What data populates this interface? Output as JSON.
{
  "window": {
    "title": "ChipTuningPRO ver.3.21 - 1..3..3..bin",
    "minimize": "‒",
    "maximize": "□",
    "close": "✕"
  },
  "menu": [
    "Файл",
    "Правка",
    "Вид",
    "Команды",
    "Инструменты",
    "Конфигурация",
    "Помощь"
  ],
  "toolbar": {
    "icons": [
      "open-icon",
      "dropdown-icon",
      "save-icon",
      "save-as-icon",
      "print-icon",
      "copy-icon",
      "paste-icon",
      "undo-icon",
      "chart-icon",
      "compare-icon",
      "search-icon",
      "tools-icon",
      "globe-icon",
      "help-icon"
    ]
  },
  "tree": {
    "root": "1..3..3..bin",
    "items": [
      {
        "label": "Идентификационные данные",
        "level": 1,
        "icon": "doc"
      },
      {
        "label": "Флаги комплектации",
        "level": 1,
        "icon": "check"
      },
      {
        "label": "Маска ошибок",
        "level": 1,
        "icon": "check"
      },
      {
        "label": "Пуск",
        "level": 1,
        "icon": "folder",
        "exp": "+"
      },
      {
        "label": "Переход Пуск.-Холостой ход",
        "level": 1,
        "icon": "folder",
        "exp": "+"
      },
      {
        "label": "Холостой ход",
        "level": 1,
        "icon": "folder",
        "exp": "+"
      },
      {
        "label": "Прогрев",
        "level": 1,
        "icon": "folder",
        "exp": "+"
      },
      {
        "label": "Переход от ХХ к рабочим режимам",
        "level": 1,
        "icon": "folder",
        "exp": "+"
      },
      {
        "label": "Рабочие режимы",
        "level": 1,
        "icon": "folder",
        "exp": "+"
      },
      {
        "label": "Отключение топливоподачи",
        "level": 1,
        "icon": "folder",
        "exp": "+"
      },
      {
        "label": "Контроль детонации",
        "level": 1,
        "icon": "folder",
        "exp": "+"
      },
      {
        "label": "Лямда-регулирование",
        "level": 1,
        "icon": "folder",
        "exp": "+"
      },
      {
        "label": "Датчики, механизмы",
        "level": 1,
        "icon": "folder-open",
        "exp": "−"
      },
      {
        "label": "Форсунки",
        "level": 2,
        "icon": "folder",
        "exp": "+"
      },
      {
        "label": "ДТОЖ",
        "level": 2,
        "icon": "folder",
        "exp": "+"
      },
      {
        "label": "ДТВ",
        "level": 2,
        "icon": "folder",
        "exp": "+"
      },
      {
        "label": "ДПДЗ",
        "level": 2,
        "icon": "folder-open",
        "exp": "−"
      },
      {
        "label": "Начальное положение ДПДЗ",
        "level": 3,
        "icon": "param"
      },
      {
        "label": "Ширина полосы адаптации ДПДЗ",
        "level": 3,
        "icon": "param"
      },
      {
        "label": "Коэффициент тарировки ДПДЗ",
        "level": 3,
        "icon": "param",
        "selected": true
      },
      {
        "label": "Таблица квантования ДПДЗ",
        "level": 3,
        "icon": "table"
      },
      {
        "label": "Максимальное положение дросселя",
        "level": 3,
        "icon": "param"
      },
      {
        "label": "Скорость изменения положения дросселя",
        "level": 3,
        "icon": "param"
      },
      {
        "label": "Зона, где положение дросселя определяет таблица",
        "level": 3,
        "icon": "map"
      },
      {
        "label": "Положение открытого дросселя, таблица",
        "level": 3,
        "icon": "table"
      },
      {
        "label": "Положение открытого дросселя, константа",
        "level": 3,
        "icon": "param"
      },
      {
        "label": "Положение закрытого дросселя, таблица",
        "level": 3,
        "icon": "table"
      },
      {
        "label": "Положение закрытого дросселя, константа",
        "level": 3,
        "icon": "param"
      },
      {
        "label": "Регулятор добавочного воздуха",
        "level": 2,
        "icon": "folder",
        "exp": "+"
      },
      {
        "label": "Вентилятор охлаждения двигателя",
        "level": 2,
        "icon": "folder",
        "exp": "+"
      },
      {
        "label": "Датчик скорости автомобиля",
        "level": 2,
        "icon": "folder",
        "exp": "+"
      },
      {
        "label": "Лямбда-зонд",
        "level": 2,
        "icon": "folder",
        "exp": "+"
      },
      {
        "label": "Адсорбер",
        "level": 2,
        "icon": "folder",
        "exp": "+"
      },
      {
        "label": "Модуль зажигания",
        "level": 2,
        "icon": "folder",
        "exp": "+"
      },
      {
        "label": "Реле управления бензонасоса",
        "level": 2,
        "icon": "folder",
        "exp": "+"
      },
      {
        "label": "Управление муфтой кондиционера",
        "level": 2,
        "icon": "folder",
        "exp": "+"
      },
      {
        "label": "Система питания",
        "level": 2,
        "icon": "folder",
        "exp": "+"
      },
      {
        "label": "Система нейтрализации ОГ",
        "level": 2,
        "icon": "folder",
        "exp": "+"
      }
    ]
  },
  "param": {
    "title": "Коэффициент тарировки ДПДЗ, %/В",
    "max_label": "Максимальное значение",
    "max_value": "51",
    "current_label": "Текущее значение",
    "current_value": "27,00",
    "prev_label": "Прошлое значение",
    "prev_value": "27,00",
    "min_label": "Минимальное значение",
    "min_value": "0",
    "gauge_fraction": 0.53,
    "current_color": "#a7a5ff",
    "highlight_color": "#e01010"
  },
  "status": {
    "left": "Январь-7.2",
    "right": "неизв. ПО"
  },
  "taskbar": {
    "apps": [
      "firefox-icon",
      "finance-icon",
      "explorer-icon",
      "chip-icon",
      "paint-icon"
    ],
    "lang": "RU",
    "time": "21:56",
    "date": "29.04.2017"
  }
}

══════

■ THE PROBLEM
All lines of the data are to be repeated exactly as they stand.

■ RESPONSE BELOW
What data populates this interface? Output as JSON.
{
  "window": {
    "title": "ChipTuningPRO ver.3.21 - 1..3..3..bin",
    "minimize": "‒",
    "maximize": "□",
    "close": "✕"
  },
  "menu": [
    "Файл",
    "Правка",
    "Вид",
    "Команды",
    "Инструменты",
    "Конфигурация",
    "Помощь"
  ],
  "toolbar": {
    "icons": [
      "open-icon",
      "dropdown-icon",
      "save-icon",
      "save-as-icon",
      "print-icon",
      "copy-icon",
      "paste-icon",
      "undo-icon",
      "chart-icon",
      "compare-icon",
      "search-icon",
      "tools-icon",
      "globe-icon",
      "help-icon"
    ]
  },
  "tree": {
    "root": "1..3..3..bin",
    "items": [
      {
        "label": "Идентификационные данные",
        "level": 1,
        "icon": "doc"
      },
      {
        "label": "Флаги комплектации",
        "level": 1,
        "icon": "check"
      },
      {
        "label": "Маска ошибок",
        "level": 1,
        "icon": "check"
      },
      {
        "label": "Пуск",
        "level": 1,
        "icon": "folder",
        "exp": "+"
      },
      {
        "label": "Переход Пуск.-Холостой ход",
        "level": 1,
        "icon": "folder",
        "exp": "+"
      },
      {
        "label": "Холостой ход",
        "level": 1,
        "icon": "folder",
        "exp": "+"
      },
      {
        "label": "Прогрев",
        "level": 1,
        "icon": "folder",
        "exp": "+"
      },
      {
        "label": "Переход от ХХ к рабочим режимам",
        "level": 1,
        "icon": "folder",
        "exp": "+"
      },
      {
        "label": "Рабочие режимы",
        "level": 1,
        "icon": "folder",
        "exp": "+"
      },
      {
        "label": "Отключение топливоподачи",
        "level": 1,
        "icon": "folder",
        "exp": "+"
      },
      {
        "label": "Контроль детонации",
        "level": 1,
        "icon": "folder",
        "exp": "+"
      },
      {
        "label": "Лямда-регулирование",
        "level": 1,
        "icon": "folder",
        "exp": "+"
      },
      {
        "label": "Датчики, механизмы",
        "level": 1,
        "icon": "folder-open",
        "exp": "−"
      },
      {
        "label": "Форсунки",
        "level": 2,
        "icon": "folder",
        "exp": "+"
      },
      {
        "label": "ДТОЖ",
        "level": 2,
        "icon": "folder",
        "exp": "+"
      },
      {
        "label": "ДТВ",
        "level": 2,
        "icon": "folder",
        "exp": "+"
      },
      {
        "label": "ДПДЗ",
        "level": 2,
        "icon": "folder-open",
        "exp": "−"
      },
      {
        "label": "Начальное положение ДПДЗ",
        "level": 3,
        "icon": "param"
      },
      {
        "label": "Ширина полосы адаптации ДПДЗ",
        "level": 3,
        "icon": "param"
      },
      {
        "label": "Коэффициент тарировки ДПДЗ",
        "level": 3,
        "icon": "param",
        "selected": true
      },
      {
        "label": "Таблица квантования ДПДЗ",
        "level": 3,
        "icon": "table"
      },
      {
        "label": "Максимальное положение дросселя",
        "level": 3,
        "icon": "param"
      },
      {
        "label": "Скорость изменения положения дросселя",
        "level": 3,
        "icon": "param"
      },
      {
        "label": "Зона, где положение дросселя определяет таблица",
        "level": 3,
        "icon": "map"
      },
      {
        "label": "Положение открытого дросселя, таблица",
        "level": 3,
        "icon": "table"
      },
      {
        "label": "Положение открытого дросселя, константа",
        "level": 3,
        "icon": "param"
      },
      {
        "label": "Положение закрытого дросселя, таблица",
        "level": 3,
        "icon": "table"
      },
      {
        "label": "Положение закрытого дросселя, константа",
        "level": 3,
        "icon": "param"
      },
      {
        "label": "Регулятор добавочного воздуха",
        "level": 2,
        "icon": "folder",
        "exp": "+"
      },
      {
        "label": "Вентилятор охлаждения двигателя",
        "level": 2,
        "icon": "folder",
        "exp": "+"
      },
      {
        "label": "Датчик скорости автомобиля",
        "level": 2,
        "icon": "folder",
        "exp": "+"
      },
      {
        "label": "Лямбда-зонд",
        "level": 2,
        "icon": "folder",
        "exp": "+"
      },
      {
        "label": "Адсорбер",
        "level": 2,
        "icon": "folder",
        "exp": "+"
      },
      {
        "label": "Модуль зажигания",
        "level": 2,
        "icon": "folder",
        "exp": "+"
      },
      {
        "label": "Реле управления бензонасоса",
        "level": 2,
        "icon": "folder",
        "exp": "+"
      },
      {
        "label": "Управление муфтой кондиционера",
        "level": 2,
        "icon": "folder",
        "exp": "+"
      },
      {
        "label": "Система питания",
        "level": 2,
        "icon": "folder",
        "exp": "+"
      },
      {
        "label": "Система нейтрализации ОГ",
        "level": 2,
        "icon": "folder",
        "exp": "+"
      }
    ]
  },
  "param": {
    "title": "Коэффициент тарировки ДПДЗ, %/В",
    "max_label": "Максимальное значение",
    "max_value": "51",
    "current_label": "Текущее значение",
    "current_value": "27,00",
    "prev_label": "Прошлое значение",
    "prev_value": "27,00",
    "min_label": "Минимальное значение",
    "min_value": "0",
    "gauge_fraction": 0.53,
    "current_color": "#a7a5ff",
    "highlight_color": "#e01010"
  },
  "status": {
    "left": "Январь-7.2",
    "right": "неизв. ПО"
  },
  "taskbar": {
    "apps": [
      "firefox-icon",
      "finance-icon",
      "explorer-icon",
      "chip-icon",
      "paint-icon"
    ],
    "lang": "RU",
    "time": "21:56",
    "date": "29.04.2017"
  }
}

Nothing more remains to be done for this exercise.